Though no job is perfect, there comes a point when all of the negative feelings about one can really come to a head. If you’ve been down on your job lately, here’s how to get past some of the aggravation sources you might be dealing with.

1. Being micromanaged
Dealing with a micromanaging boss is never fun, especially if that person not only annoys you, but actually causes you to waste valuable time by constantly butting in and demanding updates on the work you’re doing. If you have the misfortune of reporting to a micromanager, your best bet is to figure out why your boss is constantly at your back. Is it a function of his or her personality, or is it something you did?

2. Having a packed meeting schedule
Be more judicious in the meeting invites you accept. Before you agree to attend a meeting, review its agenda and make sure your presence is truly required. If you can free up even an hour or two of time per week by saying no here and there, it’ll make a difference in your workload.

3. Your constant barrage of emails
Carve out a chunk of time each day to respond to emails, and ignore them otherwise. This way, you’ll be less likely to get distracted while working on important tasks.

Furthermore, having a set amount of time to address messages might enable you to vet them more properly.

4. Too much work and too little time
If you’re feeling overwhelmed by your workload, your best bet is to set priorities and arrange your schedule around them, if possible. This is something you can do on either a weekly or daily basis, depending on which works best for you. Knowing what items you really need to tackle will help you stay focused and avoid getting sidetracked by minor tasks that can wait.

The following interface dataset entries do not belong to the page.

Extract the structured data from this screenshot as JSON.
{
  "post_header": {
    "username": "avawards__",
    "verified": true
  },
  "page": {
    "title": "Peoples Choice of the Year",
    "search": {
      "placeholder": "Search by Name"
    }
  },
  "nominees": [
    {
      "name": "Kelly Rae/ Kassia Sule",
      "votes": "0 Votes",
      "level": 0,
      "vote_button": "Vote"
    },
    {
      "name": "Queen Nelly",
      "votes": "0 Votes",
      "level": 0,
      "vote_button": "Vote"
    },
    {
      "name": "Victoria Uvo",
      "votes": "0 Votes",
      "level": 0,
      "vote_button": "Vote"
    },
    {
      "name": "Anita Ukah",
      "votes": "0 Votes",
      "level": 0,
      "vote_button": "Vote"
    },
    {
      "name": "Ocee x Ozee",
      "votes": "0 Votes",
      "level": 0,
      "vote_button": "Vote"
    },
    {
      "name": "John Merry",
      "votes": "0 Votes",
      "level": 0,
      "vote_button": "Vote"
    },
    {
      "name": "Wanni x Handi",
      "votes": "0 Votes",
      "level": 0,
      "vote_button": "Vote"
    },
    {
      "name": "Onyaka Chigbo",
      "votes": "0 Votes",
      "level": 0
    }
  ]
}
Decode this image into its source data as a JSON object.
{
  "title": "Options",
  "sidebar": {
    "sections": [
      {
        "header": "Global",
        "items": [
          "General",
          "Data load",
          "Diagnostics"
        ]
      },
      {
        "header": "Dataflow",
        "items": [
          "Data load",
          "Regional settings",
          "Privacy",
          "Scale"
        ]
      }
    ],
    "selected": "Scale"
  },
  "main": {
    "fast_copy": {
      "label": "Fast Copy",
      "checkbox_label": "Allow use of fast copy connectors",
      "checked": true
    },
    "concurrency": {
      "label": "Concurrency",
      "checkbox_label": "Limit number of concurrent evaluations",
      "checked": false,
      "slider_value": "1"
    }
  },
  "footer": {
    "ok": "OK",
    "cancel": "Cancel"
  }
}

We all go through bouts of frustration at work, but if you’re looking to improve your experience at the office, it pays to address those issues at the source rather than let them fester. Follow these tips, and with any luck, you’ll soon come to be more content and less disgruntled.